It’s easy to set all this stuff out in terms of the web (just like the helpful people Andy encountered whose stock response was to suggest that he check Google) and lose sight of both people’s Real-Life networks of partners, family and friends, and of the great variety of practitioner intermediaries in all this.
Over-focusing on the web takes you straight towards the question of access, let alone the question of the skills needed when you’re there. Notwithstanding UK evidence of rapidly developing access, (and more here too) are we at risk of forgetting that the digital divide hasn’t quite been filled in yet, and is still quite wide in places/parts of society? (And how do these disparities relate to the demographics of LTCs?).

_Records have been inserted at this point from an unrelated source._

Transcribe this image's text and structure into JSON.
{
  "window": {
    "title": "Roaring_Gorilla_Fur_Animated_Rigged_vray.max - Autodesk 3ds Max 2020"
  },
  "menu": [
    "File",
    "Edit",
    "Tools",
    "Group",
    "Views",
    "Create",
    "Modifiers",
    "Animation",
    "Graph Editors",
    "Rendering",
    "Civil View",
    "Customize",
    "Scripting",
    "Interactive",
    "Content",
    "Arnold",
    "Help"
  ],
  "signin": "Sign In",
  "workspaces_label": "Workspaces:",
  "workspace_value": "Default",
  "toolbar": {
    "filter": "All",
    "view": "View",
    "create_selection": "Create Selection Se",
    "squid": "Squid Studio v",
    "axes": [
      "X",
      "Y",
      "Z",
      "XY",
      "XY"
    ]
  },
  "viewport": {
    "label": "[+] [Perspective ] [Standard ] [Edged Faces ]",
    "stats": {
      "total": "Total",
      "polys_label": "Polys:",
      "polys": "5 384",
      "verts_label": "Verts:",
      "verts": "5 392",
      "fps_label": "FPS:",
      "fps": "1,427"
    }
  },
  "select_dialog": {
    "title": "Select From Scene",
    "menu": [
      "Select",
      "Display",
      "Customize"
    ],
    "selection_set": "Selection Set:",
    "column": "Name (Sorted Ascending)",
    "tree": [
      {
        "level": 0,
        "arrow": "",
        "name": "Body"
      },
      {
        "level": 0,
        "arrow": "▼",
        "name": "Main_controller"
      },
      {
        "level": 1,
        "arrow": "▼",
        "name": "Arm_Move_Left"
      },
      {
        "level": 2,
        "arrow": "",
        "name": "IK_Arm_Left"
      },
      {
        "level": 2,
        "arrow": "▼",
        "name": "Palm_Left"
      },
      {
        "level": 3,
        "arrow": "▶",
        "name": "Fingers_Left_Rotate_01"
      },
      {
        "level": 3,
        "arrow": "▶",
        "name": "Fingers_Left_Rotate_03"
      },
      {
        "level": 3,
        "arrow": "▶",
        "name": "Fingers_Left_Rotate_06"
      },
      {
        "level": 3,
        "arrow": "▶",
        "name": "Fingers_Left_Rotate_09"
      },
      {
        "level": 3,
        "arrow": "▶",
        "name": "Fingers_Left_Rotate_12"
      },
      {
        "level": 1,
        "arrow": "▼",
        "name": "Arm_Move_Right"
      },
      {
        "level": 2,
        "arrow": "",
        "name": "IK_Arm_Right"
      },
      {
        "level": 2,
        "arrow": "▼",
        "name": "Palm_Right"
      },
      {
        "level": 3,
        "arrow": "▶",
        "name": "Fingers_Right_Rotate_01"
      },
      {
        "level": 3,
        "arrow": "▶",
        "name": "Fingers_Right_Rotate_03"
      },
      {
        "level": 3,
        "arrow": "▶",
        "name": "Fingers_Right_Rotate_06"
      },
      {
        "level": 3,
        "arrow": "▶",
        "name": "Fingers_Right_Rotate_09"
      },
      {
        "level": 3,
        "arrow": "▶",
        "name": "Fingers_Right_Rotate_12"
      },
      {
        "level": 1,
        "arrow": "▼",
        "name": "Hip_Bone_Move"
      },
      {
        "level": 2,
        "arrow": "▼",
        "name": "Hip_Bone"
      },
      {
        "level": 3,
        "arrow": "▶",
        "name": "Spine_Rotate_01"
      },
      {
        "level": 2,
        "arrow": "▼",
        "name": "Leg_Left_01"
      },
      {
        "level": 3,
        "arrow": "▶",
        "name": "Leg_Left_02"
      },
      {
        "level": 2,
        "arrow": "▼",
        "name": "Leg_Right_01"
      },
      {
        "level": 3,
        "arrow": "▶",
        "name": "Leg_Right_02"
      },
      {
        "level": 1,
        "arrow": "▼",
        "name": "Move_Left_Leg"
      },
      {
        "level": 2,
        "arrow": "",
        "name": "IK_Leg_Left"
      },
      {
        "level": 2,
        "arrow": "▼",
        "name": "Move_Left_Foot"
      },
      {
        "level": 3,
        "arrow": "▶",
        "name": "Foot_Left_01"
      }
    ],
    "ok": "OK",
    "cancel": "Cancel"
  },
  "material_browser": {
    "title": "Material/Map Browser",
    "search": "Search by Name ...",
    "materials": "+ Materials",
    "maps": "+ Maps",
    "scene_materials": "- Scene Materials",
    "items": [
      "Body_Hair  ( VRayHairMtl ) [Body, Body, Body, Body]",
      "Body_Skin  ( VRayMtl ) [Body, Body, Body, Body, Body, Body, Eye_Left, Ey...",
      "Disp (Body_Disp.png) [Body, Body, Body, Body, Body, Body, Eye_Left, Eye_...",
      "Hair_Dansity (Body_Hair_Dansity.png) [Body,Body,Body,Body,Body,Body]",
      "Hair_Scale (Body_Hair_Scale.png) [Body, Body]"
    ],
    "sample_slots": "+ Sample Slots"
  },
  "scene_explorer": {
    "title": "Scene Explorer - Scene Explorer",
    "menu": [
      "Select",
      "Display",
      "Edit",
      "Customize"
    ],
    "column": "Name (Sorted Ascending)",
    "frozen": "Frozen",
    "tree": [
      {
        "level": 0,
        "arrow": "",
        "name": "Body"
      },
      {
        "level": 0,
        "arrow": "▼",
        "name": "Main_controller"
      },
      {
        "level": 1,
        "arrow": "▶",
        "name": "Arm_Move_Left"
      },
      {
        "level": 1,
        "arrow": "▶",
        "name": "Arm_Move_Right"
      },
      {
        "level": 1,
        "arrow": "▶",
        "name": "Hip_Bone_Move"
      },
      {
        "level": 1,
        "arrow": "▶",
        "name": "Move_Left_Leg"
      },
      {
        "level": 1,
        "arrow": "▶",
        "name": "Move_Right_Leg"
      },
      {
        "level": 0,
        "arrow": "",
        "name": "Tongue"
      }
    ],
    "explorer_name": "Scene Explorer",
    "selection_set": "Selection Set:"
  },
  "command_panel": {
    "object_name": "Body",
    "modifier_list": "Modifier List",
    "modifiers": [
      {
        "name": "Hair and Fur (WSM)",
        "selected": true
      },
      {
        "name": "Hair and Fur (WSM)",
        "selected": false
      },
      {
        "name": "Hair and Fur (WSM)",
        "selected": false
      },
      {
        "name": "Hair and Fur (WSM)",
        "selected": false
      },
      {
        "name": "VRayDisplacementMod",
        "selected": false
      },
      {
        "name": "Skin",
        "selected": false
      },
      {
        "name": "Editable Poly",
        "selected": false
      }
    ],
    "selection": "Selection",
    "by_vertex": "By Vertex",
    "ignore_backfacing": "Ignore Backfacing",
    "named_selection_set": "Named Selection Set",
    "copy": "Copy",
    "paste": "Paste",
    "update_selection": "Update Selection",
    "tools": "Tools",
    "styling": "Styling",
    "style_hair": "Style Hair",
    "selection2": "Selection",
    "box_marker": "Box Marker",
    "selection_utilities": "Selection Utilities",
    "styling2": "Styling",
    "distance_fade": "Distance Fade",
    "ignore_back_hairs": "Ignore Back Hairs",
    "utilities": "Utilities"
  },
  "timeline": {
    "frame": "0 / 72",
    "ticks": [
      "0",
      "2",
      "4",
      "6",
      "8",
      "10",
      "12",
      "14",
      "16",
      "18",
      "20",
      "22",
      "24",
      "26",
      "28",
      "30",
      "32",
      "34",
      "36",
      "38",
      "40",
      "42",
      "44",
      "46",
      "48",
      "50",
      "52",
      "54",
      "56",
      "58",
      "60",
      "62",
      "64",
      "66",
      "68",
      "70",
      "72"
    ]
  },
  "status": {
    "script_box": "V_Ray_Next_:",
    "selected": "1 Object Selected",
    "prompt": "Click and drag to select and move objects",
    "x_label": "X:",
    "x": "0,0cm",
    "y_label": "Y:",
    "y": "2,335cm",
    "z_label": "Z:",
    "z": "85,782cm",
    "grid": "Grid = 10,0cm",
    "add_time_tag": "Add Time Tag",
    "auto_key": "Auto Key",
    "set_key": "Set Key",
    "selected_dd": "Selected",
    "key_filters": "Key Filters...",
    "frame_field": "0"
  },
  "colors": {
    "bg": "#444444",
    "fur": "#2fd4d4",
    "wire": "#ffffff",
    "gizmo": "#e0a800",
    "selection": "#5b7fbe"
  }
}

Then again, there’s the current policy emphasis on tackling health inequalities. Is it OK not to be seen to be addressing this specifically? It’s highly probable that web-enabled people (OK there are a variety of ways that this can be so) will be the first to benefit from what we’re proposing. Should we relax and believe there’ll be a trickle-though effect?